** Source data follows **

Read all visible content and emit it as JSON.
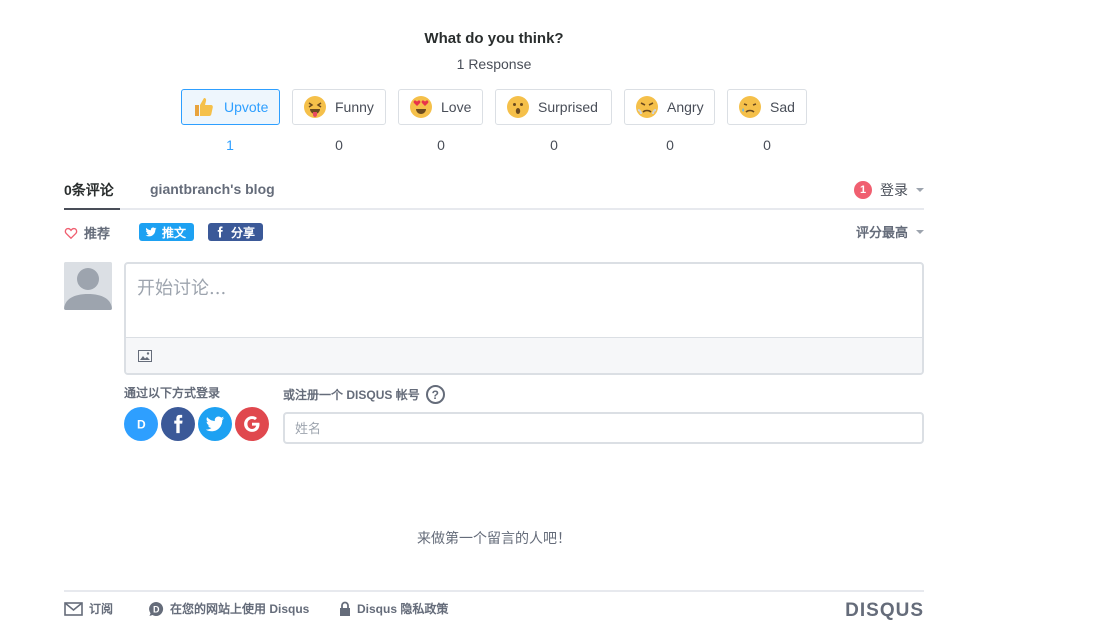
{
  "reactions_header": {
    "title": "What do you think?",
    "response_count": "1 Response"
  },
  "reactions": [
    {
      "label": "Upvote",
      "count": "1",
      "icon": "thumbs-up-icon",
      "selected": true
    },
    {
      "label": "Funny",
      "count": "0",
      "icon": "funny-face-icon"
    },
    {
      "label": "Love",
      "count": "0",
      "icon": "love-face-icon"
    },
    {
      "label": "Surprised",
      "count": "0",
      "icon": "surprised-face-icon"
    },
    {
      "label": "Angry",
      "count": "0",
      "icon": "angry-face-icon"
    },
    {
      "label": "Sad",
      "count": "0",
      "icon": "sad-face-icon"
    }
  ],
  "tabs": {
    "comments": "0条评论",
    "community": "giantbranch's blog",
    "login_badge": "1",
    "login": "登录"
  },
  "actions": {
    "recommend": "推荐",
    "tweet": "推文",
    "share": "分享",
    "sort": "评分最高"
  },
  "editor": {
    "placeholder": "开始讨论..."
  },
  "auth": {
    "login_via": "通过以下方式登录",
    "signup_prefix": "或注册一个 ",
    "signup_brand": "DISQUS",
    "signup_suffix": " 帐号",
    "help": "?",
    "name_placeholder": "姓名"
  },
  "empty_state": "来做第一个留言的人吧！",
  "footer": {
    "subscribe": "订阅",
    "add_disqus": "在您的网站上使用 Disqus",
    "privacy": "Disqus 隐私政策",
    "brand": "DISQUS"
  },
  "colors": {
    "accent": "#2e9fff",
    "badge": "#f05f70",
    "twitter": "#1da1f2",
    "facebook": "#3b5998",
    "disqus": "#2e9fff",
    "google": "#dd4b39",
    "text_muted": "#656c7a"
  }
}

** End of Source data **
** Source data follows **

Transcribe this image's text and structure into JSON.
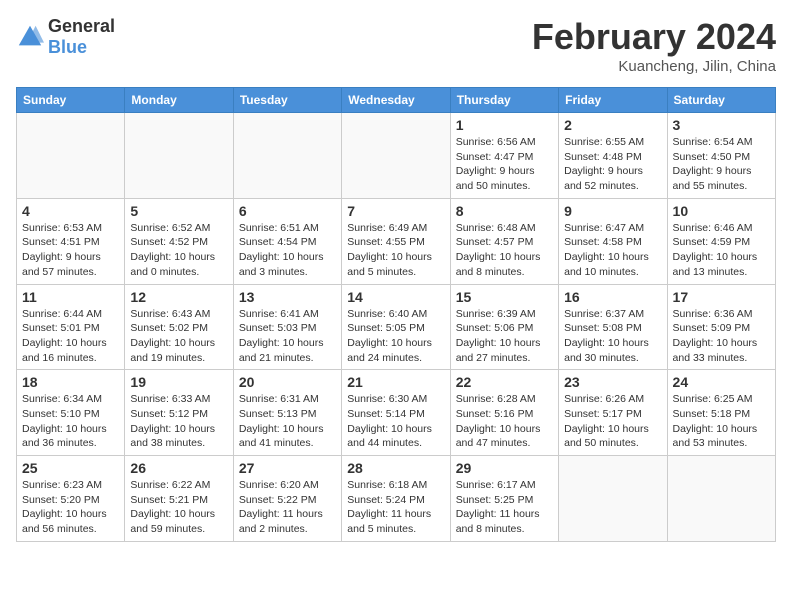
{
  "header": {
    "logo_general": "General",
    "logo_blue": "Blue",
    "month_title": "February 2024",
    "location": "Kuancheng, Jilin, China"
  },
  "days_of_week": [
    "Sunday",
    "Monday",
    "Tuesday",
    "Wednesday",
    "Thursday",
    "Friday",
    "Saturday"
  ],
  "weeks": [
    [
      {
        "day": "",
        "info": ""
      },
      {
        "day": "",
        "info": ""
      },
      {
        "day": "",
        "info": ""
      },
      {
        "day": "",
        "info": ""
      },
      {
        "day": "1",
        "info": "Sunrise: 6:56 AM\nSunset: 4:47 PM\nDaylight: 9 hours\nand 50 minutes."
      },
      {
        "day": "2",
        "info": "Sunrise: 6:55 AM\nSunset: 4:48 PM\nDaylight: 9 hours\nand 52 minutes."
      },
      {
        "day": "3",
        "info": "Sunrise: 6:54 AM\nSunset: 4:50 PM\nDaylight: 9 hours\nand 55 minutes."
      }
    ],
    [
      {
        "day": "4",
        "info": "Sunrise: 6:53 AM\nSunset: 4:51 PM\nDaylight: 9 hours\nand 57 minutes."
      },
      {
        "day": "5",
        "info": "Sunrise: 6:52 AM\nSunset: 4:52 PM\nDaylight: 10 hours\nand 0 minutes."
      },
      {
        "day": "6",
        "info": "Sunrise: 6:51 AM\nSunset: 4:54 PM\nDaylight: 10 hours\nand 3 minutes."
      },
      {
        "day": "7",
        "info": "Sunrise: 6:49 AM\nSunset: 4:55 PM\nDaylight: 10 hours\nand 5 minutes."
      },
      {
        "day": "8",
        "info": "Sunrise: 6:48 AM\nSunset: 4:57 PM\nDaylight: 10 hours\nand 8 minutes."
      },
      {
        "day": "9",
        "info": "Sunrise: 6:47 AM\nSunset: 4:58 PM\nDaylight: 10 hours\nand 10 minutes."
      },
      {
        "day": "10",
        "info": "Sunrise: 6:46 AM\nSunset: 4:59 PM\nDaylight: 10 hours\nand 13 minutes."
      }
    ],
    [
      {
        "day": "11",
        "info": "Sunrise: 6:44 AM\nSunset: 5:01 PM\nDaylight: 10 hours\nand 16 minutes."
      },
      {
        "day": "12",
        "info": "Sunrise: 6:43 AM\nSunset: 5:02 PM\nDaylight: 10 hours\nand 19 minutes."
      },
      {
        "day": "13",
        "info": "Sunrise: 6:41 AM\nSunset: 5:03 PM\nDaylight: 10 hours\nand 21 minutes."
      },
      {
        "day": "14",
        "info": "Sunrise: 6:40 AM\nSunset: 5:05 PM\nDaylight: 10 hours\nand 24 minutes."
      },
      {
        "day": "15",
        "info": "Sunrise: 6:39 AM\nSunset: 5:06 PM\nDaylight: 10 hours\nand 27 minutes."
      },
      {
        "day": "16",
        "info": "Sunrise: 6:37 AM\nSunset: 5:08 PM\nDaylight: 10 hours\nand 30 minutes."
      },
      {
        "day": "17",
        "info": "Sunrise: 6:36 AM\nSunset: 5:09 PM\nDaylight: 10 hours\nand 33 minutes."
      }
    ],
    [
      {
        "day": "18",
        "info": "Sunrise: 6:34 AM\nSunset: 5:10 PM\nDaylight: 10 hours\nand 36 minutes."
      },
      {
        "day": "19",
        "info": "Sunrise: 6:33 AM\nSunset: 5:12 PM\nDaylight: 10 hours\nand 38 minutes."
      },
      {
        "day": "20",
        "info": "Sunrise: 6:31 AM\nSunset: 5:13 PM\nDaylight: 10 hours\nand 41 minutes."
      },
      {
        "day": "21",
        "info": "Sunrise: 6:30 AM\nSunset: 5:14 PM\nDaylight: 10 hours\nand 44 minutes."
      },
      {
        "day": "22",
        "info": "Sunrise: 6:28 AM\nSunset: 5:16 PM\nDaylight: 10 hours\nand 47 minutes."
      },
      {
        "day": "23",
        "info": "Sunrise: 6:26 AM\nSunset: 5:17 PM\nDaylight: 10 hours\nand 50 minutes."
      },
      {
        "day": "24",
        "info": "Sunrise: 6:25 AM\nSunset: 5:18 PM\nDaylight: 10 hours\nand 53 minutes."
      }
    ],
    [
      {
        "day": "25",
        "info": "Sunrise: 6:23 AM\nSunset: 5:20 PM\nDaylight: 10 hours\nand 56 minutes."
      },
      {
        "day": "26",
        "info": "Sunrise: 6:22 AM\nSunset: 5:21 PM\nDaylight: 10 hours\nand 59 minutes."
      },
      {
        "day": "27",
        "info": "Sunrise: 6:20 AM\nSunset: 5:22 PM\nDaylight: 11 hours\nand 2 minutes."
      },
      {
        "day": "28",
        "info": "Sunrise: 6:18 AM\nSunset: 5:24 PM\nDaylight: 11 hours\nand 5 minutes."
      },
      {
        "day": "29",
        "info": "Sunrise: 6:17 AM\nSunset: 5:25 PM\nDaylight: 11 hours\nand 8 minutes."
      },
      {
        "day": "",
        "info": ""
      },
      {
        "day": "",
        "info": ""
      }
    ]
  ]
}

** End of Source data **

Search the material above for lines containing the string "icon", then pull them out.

Solution ::
      "icon": "thumbs-up-icon",
      "icon": "funny-face-icon"
      "icon": "love-face-icon"
      "icon": "surprised-face-icon"
      "icon": "angry-face-icon"
      "icon": "sad-face-icon"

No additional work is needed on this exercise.